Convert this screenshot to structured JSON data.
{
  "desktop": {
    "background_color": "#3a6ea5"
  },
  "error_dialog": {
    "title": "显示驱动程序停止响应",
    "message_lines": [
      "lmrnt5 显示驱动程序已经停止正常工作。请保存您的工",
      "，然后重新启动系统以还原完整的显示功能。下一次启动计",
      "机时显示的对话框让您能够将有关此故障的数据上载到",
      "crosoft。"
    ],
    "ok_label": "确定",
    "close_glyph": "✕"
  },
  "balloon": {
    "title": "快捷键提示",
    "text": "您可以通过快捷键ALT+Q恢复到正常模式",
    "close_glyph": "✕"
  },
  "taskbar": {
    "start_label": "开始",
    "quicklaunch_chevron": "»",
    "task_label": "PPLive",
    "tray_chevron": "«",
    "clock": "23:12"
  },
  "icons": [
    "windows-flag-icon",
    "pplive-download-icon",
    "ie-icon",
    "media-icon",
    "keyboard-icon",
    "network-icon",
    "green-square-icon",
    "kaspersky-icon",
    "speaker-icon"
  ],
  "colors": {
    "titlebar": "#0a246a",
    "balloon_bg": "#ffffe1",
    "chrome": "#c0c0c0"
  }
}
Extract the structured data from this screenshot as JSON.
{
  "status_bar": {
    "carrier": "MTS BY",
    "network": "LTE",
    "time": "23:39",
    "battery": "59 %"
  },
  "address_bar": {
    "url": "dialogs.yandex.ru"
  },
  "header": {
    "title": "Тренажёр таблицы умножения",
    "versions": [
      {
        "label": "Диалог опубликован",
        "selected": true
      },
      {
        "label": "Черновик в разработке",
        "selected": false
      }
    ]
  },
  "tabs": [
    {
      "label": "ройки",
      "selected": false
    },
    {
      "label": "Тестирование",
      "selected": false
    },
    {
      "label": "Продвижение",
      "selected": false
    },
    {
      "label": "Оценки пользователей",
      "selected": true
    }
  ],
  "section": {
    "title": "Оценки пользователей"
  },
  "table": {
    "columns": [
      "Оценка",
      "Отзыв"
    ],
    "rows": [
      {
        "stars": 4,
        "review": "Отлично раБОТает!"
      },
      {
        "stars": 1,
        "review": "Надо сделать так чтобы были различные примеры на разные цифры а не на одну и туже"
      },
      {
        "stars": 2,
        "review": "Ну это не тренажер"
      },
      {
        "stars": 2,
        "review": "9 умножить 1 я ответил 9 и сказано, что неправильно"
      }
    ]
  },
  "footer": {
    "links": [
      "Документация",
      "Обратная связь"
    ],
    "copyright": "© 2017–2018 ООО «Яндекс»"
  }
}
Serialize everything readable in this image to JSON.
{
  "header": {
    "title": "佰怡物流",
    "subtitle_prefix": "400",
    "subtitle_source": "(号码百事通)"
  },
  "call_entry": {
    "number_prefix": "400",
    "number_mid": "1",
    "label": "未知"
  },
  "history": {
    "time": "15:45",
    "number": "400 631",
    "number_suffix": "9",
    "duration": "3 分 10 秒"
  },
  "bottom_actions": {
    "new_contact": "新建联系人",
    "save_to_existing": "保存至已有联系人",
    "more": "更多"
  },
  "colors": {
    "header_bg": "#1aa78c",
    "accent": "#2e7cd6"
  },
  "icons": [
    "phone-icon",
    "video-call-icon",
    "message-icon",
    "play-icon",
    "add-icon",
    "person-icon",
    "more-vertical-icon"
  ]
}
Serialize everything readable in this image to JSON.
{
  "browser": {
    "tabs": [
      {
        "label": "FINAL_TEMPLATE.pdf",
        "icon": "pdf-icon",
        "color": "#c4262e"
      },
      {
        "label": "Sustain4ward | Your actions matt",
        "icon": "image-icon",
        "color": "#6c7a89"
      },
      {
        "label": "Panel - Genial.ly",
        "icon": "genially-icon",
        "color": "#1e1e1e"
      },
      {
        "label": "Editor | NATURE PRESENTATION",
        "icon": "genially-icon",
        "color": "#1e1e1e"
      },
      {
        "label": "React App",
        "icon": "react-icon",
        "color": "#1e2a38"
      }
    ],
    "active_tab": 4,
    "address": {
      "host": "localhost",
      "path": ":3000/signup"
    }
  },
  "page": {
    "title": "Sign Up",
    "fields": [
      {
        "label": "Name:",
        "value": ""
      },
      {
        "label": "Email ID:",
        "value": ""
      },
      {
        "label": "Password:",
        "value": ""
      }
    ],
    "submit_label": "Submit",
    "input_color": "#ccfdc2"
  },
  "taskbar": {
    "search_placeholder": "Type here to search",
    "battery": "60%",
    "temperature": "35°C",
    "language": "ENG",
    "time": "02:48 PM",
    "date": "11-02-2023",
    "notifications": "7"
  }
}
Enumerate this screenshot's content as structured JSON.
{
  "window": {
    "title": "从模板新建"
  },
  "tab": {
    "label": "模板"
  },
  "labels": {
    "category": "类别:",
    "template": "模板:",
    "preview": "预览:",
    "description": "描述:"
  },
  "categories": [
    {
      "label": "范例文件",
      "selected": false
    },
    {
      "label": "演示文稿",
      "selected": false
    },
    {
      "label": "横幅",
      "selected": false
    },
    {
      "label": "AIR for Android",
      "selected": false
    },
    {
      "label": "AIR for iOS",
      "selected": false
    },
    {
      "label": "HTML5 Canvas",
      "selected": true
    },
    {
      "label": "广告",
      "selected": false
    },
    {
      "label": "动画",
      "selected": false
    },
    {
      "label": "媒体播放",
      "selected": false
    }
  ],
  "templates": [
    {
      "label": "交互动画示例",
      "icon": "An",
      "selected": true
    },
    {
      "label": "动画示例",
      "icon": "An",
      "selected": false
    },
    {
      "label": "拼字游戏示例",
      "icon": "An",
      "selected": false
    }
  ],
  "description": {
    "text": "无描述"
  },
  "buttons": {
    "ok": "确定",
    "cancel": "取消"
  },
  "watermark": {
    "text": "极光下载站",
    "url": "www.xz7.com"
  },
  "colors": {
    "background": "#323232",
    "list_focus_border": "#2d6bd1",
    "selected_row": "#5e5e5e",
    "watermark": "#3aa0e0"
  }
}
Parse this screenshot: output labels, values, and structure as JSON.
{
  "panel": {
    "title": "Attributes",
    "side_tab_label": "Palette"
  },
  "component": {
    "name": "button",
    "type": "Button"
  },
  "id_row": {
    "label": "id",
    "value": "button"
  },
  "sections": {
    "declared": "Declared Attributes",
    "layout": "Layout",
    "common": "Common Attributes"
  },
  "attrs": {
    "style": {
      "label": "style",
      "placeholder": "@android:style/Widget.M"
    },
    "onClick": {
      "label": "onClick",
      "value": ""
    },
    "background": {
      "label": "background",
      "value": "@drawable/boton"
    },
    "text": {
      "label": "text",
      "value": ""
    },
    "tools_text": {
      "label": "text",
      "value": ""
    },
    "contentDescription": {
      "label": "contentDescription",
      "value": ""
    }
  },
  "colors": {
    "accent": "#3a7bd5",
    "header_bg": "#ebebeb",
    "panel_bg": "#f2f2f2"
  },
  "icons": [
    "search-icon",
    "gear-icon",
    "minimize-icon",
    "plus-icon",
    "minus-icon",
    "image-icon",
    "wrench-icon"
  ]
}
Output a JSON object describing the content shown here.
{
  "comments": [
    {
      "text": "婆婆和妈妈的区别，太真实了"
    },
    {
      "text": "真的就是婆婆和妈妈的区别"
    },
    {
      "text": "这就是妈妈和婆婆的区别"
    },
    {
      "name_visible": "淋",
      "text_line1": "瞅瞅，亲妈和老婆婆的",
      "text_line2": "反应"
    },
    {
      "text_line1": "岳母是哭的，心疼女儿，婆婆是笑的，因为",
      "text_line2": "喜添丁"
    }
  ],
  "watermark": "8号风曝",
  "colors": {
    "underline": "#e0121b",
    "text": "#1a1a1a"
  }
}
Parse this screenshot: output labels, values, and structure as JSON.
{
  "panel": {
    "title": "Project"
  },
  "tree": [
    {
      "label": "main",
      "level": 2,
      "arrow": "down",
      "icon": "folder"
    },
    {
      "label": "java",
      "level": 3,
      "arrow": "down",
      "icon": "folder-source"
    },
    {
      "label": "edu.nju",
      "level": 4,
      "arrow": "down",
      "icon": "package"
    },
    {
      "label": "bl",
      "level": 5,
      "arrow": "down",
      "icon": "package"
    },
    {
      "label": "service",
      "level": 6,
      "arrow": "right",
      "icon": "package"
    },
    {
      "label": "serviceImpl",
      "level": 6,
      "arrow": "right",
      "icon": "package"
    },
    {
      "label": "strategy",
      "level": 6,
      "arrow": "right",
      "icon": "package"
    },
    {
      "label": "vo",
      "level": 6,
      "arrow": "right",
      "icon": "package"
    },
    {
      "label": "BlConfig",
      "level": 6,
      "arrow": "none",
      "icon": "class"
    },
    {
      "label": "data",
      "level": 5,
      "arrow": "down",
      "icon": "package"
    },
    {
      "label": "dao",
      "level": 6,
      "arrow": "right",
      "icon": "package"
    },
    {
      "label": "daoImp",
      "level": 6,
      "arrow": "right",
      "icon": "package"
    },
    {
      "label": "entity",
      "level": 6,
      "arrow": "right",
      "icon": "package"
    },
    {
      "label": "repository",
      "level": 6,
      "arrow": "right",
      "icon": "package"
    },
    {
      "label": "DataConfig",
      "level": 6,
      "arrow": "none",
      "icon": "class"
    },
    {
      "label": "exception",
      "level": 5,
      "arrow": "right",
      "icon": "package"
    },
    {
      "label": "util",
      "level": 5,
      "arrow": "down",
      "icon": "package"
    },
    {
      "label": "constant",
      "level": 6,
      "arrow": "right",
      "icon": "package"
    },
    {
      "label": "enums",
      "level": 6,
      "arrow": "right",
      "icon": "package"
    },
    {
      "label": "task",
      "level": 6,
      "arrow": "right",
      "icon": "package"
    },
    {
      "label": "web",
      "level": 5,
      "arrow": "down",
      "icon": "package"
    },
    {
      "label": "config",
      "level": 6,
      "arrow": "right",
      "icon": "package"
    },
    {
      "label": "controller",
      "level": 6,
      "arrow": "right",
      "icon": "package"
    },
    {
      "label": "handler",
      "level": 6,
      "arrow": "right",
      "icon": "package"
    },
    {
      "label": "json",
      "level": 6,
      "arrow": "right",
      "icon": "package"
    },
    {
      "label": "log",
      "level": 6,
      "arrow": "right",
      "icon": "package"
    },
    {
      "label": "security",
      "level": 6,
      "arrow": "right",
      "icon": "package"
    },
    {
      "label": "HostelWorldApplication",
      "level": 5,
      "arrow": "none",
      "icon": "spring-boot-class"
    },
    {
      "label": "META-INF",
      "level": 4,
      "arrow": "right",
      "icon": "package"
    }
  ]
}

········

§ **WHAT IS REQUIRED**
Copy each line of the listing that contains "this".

§ **YOUR RESPONSE**
Convert this screenshot to structured JSON data.
Extract the structured data from this screenshot as JSON.
Serialize everything readable in this image to JSON.
Serialize everything readable in this image to JSON.
Enumerate this screenshot's content as structured JSON.
Parse this screenshot: output labels, values, and structure as JSON.
Parse this screenshot: output labels, values, and structure as JSON.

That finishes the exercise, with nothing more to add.